Whether you see the iPod as a defence mechanism or a means of exhibiting aggression may depend on your point of view. Two recent academic studies address these possibly conflicting, and yet perhaps complementary viewpoints.
The first paper, ‘The Portable Music Player as a Defense Mechanism’ was published in the Journal of Radio & Audio Media in 2010, and describes how experiments were conducted to determine if an iPod might somehow be used to ‘defend’ against certain kinds of intruders.
“Respondents were asked how they would react, in terms of their iPods and earbuds, if approached by someone that interested them, somewhat interested them or did not interest them. Results suggested that respondents reacted differently the less the approaching person interested them, signifying a defensive mechanism somewhat akin to that employed by cellular phone users.”

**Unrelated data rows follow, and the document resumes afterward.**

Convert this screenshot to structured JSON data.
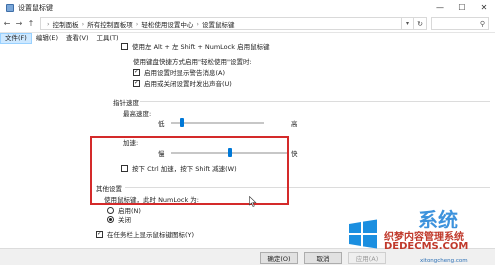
{
  "window": {
    "title": "设置鼠标键",
    "minimize": "—",
    "maximize": "☐",
    "close": "✕"
  },
  "address": {
    "back": "←",
    "forward": "→",
    "up": "↑",
    "crumbs": [
      "控制面板",
      "所有控制面板项",
      "轻松使用设置中心",
      "设置鼠标键"
    ],
    "sep": "›",
    "refresh": "↻",
    "search_icon": "⚲"
  },
  "menu": {
    "items": [
      "文件(F)",
      "编辑(E)",
      "查看(V)",
      "工具(T)"
    ]
  },
  "keyboard_shortcut": {
    "enable_label": "使用左 Alt + 左 Shift + NumLock 启用鼠标键",
    "when_using_label": "使用键盘快捷方式启用\"轻松使用\"设置时:",
    "warning_label": "启用设置时显示警告消息(A)",
    "sound_label": "启用或关闭设置时发出声音(U)"
  },
  "pointer_speed": {
    "heading": "指针速度",
    "max_speed_label": "最高速度:",
    "max_low": "低",
    "max_high": "高",
    "max_speed_value": 0.12,
    "accel_label": "加速:",
    "accel_slow": "慢",
    "accel_fast": "快",
    "accel_value": 0.5,
    "ctrl_shift_label": "按下 Ctrl 加速，按下 Shift 减速(W)"
  },
  "other": {
    "heading": "其他设置",
    "numlock_label": "使用鼠标键，此时 NumLock 为:",
    "on_label": "启用(N)",
    "off_label": "关闭",
    "taskbar_label": "在任务栏上显示鼠标键图标(Y)"
  },
  "buttons": {
    "ok": "确定(O)",
    "cancel": "取消",
    "apply": "应用(A)"
  },
  "watermark": {
    "brand_big": "系统",
    "line1": "织梦内容管理系统",
    "line2": "DEDECMS.COM",
    "line3": "xitongcheng.com"
  },
  "colors": {
    "highlight": "#d42a2a",
    "slider_thumb": "#0078d7"
  }
}
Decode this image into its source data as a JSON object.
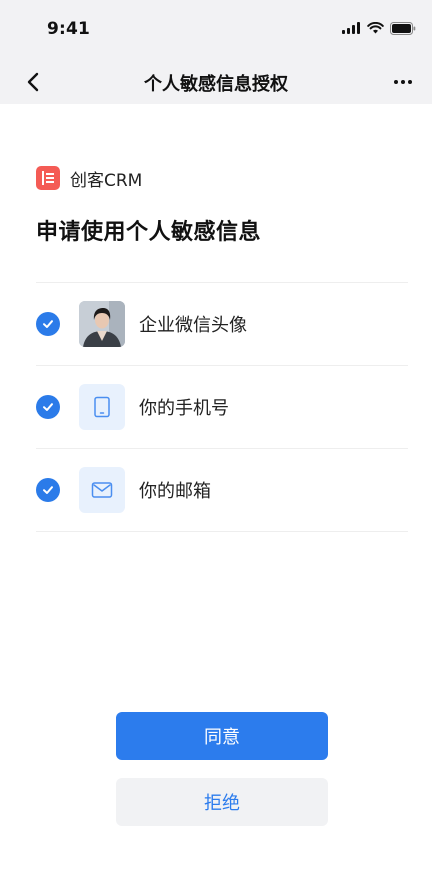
{
  "status_bar": {
    "time": "9:41"
  },
  "nav": {
    "title": "个人敏感信息授权"
  },
  "app": {
    "name": "创客CRM"
  },
  "headline": "申请使用个人敏感信息",
  "permissions": [
    {
      "label": "企业微信头像",
      "checked": true,
      "icon": "avatar-photo"
    },
    {
      "label": "你的手机号",
      "checked": true,
      "icon": "phone-icon"
    },
    {
      "label": "你的邮箱",
      "checked": true,
      "icon": "mail-icon"
    }
  ],
  "buttons": {
    "agree": "同意",
    "reject": "拒绝"
  },
  "colors": {
    "accent": "#2c7ced",
    "brand_logo": "#f45b55",
    "topbar_bg": "#f2f2f4"
  }
}
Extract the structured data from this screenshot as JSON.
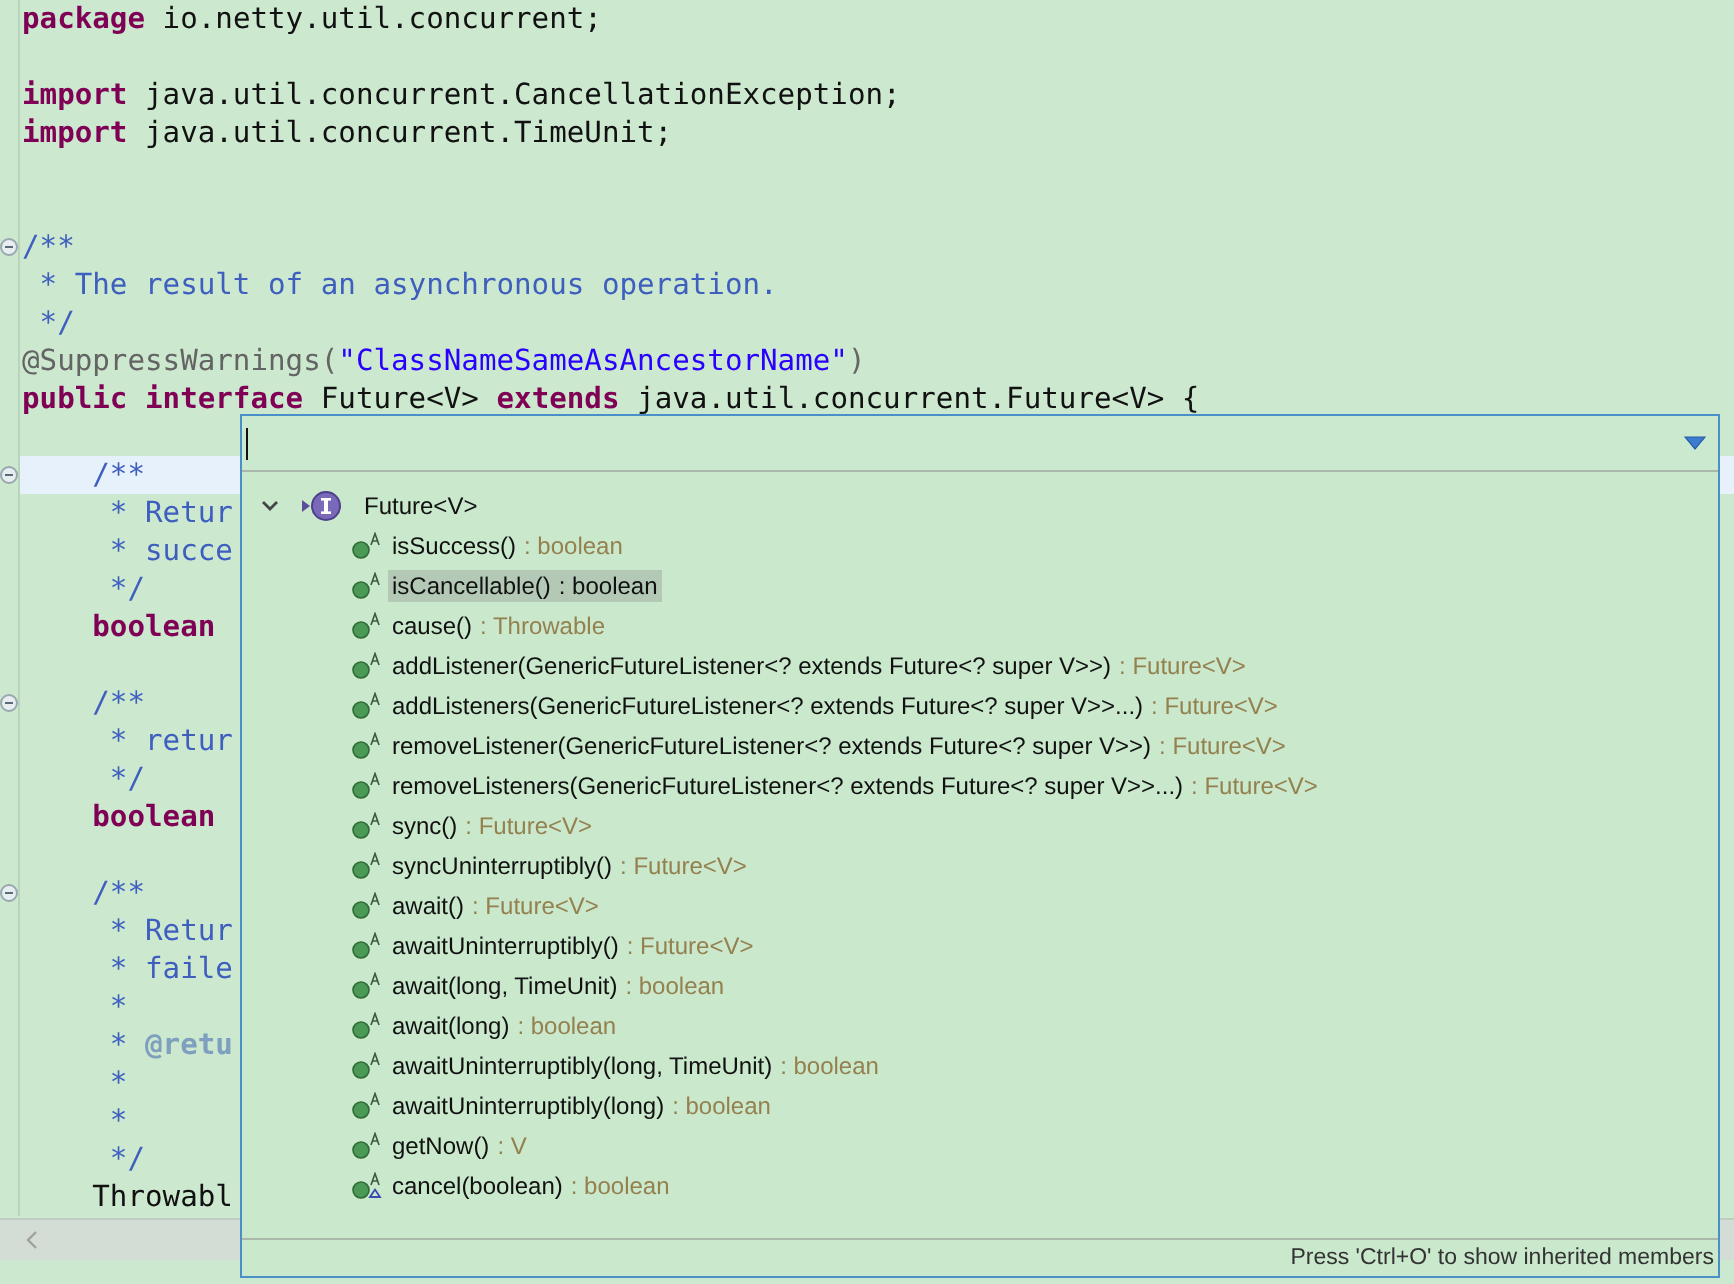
{
  "editor": {
    "lines": [
      {
        "kind": "code",
        "segments": [
          {
            "kind": "keyword",
            "text": "package"
          },
          {
            "kind": "plain",
            "text": " io.netty.util.concurrent;"
          }
        ]
      },
      {
        "kind": "blank"
      },
      {
        "kind": "code",
        "segments": [
          {
            "kind": "keyword",
            "text": "import"
          },
          {
            "kind": "plain",
            "text": " java.util.concurrent.CancellationException;"
          }
        ]
      },
      {
        "kind": "code",
        "segments": [
          {
            "kind": "keyword",
            "text": "import"
          },
          {
            "kind": "plain",
            "text": " java.util.concurrent.TimeUnit;"
          }
        ]
      },
      {
        "kind": "blank"
      },
      {
        "kind": "blank"
      },
      {
        "kind": "code",
        "fold_marker": true,
        "segments": [
          {
            "kind": "javadoc",
            "text": "/**"
          }
        ]
      },
      {
        "kind": "code",
        "segments": [
          {
            "kind": "javadoc",
            "text": " * The result of an asynchronous operation."
          }
        ]
      },
      {
        "kind": "code",
        "segments": [
          {
            "kind": "javadoc",
            "text": " */"
          }
        ]
      },
      {
        "kind": "code",
        "segments": [
          {
            "kind": "annotation",
            "text": "@SuppressWarnings("
          },
          {
            "kind": "string",
            "text": "\"ClassNameSameAsAncestorName\""
          },
          {
            "kind": "annotation",
            "text": ")"
          }
        ]
      },
      {
        "kind": "code",
        "segments": [
          {
            "kind": "keyword",
            "text": "public"
          },
          {
            "kind": "keyword",
            "text": " interface"
          },
          {
            "kind": "plain",
            "text": " Future<V> "
          },
          {
            "kind": "keyword",
            "text": "extends"
          },
          {
            "kind": "plain",
            "text": " java.util.concurrent.Future<V> {"
          }
        ]
      },
      {
        "kind": "blank"
      },
      {
        "kind": "code",
        "fold_marker": true,
        "current": true,
        "segments": [
          {
            "kind": "javadoc",
            "text": "    /**"
          }
        ]
      },
      {
        "kind": "code",
        "segments": [
          {
            "kind": "javadoc",
            "text": "     * Retur"
          }
        ]
      },
      {
        "kind": "code",
        "segments": [
          {
            "kind": "javadoc",
            "text": "     * succe"
          }
        ]
      },
      {
        "kind": "code",
        "segments": [
          {
            "kind": "javadoc",
            "text": "     */"
          }
        ]
      },
      {
        "kind": "code",
        "segments": [
          {
            "kind": "keyword",
            "text": "    boolean"
          }
        ]
      },
      {
        "kind": "blank"
      },
      {
        "kind": "code",
        "fold_marker": true,
        "segments": [
          {
            "kind": "javadoc",
            "text": "    /**"
          }
        ]
      },
      {
        "kind": "code",
        "segments": [
          {
            "kind": "javadoc",
            "text": "     * retur"
          }
        ]
      },
      {
        "kind": "code",
        "segments": [
          {
            "kind": "javadoc",
            "text": "     */"
          }
        ]
      },
      {
        "kind": "code",
        "segments": [
          {
            "kind": "keyword",
            "text": "    boolean"
          }
        ]
      },
      {
        "kind": "blank"
      },
      {
        "kind": "code",
        "fold_marker": true,
        "segments": [
          {
            "kind": "javadoc",
            "text": "    /**"
          }
        ]
      },
      {
        "kind": "code",
        "segments": [
          {
            "kind": "javadoc",
            "text": "     * Retur"
          }
        ]
      },
      {
        "kind": "code",
        "segments": [
          {
            "kind": "javadoc",
            "text": "     * faile"
          }
        ]
      },
      {
        "kind": "code",
        "segments": [
          {
            "kind": "javadoc",
            "text": "     *"
          }
        ]
      },
      {
        "kind": "code",
        "segments": [
          {
            "kind": "javadoc",
            "text": "     * "
          },
          {
            "kind": "javadoc_tag",
            "text": "@retu"
          }
        ]
      },
      {
        "kind": "code",
        "segments": [
          {
            "kind": "javadoc",
            "text": "     *"
          }
        ]
      },
      {
        "kind": "code",
        "segments": [
          {
            "kind": "javadoc",
            "text": "     *"
          }
        ]
      },
      {
        "kind": "code",
        "segments": [
          {
            "kind": "javadoc",
            "text": "     */"
          }
        ]
      },
      {
        "kind": "code",
        "segments": [
          {
            "kind": "plain",
            "text": "    Throwabl"
          }
        ]
      }
    ]
  },
  "outline_popup": {
    "root": {
      "label": "Future<V>",
      "expanded": true,
      "children": [
        {
          "name": "isSuccess()",
          "type": ": boolean",
          "selected": false,
          "overrides": false
        },
        {
          "name": "isCancellable()",
          "type": ": boolean",
          "selected": true,
          "overrides": false
        },
        {
          "name": "cause()",
          "type": ": Throwable",
          "selected": false,
          "overrides": false
        },
        {
          "name": "addListener(GenericFutureListener<? extends Future<? super V>>)",
          "type": ": Future<V>",
          "selected": false,
          "overrides": false
        },
        {
          "name": "addListeners(GenericFutureListener<? extends Future<? super V>>...)",
          "type": ": Future<V>",
          "selected": false,
          "overrides": false
        },
        {
          "name": "removeListener(GenericFutureListener<? extends Future<? super V>>)",
          "type": ": Future<V>",
          "selected": false,
          "overrides": false
        },
        {
          "name": "removeListeners(GenericFutureListener<? extends Future<? super V>>...)",
          "type": ": Future<V>",
          "selected": false,
          "overrides": false
        },
        {
          "name": "sync()",
          "type": ": Future<V>",
          "selected": false,
          "overrides": false
        },
        {
          "name": "syncUninterruptibly()",
          "type": ": Future<V>",
          "selected": false,
          "overrides": false
        },
        {
          "name": "await()",
          "type": ": Future<V>",
          "selected": false,
          "overrides": false
        },
        {
          "name": "awaitUninterruptibly()",
          "type": ": Future<V>",
          "selected": false,
          "overrides": false
        },
        {
          "name": "await(long, TimeUnit)",
          "type": ": boolean",
          "selected": false,
          "overrides": false
        },
        {
          "name": "await(long)",
          "type": ": boolean",
          "selected": false,
          "overrides": false
        },
        {
          "name": "awaitUninterruptibly(long, TimeUnit)",
          "type": ": boolean",
          "selected": false,
          "overrides": false
        },
        {
          "name": "awaitUninterruptibly(long)",
          "type": ": boolean",
          "selected": false,
          "overrides": false
        },
        {
          "name": "getNow()",
          "type": ": V",
          "selected": false,
          "overrides": false
        },
        {
          "name": "cancel(boolean)",
          "type": ": boolean",
          "selected": false,
          "overrides": true
        }
      ]
    },
    "status": "Press 'Ctrl+O' to show inherited members"
  }
}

As a contrast, a more recent paper examines instead the iPod’s contribution to ‘passive mp3 listening’ – and in particular “ … the unique elements of passive listening which make it different from many other acts of musical violence …”
See: ‘Assaulted by the iPod: The Link between Passive Listening and Violence.’ Popular Music and Society, Volume 34, Issue 1, 2011
“In response to the rise in the number of MP3 players in use, and anecdotal evidence of their annoyance value, this paper examines the link between passive MP3 player listening and violence. In examining the link, it first presents the concept of a “passive listener,” then looks at the issue of control and choice, and the different levels to which these are present in controlled and passive listening. It then examines the unique elements of passive listening which make it different from many other acts of musical violence, before summarizing the effect on the passive listener. Finally, the paper suggests strategies to minimize the effects of passive listening as a form of violence, before suggesting areas for further research.”
Aside from attack /defence, what alternative uses may be found for an i-Pod ? For inspiration, see : “Stick It In Your Ear: The Psychodynamics of iPod Enjoyment,” Communication and Critical/Cultural Studies 5 (2008): 135-157. Joshua Gunn and Mirko M. Hall,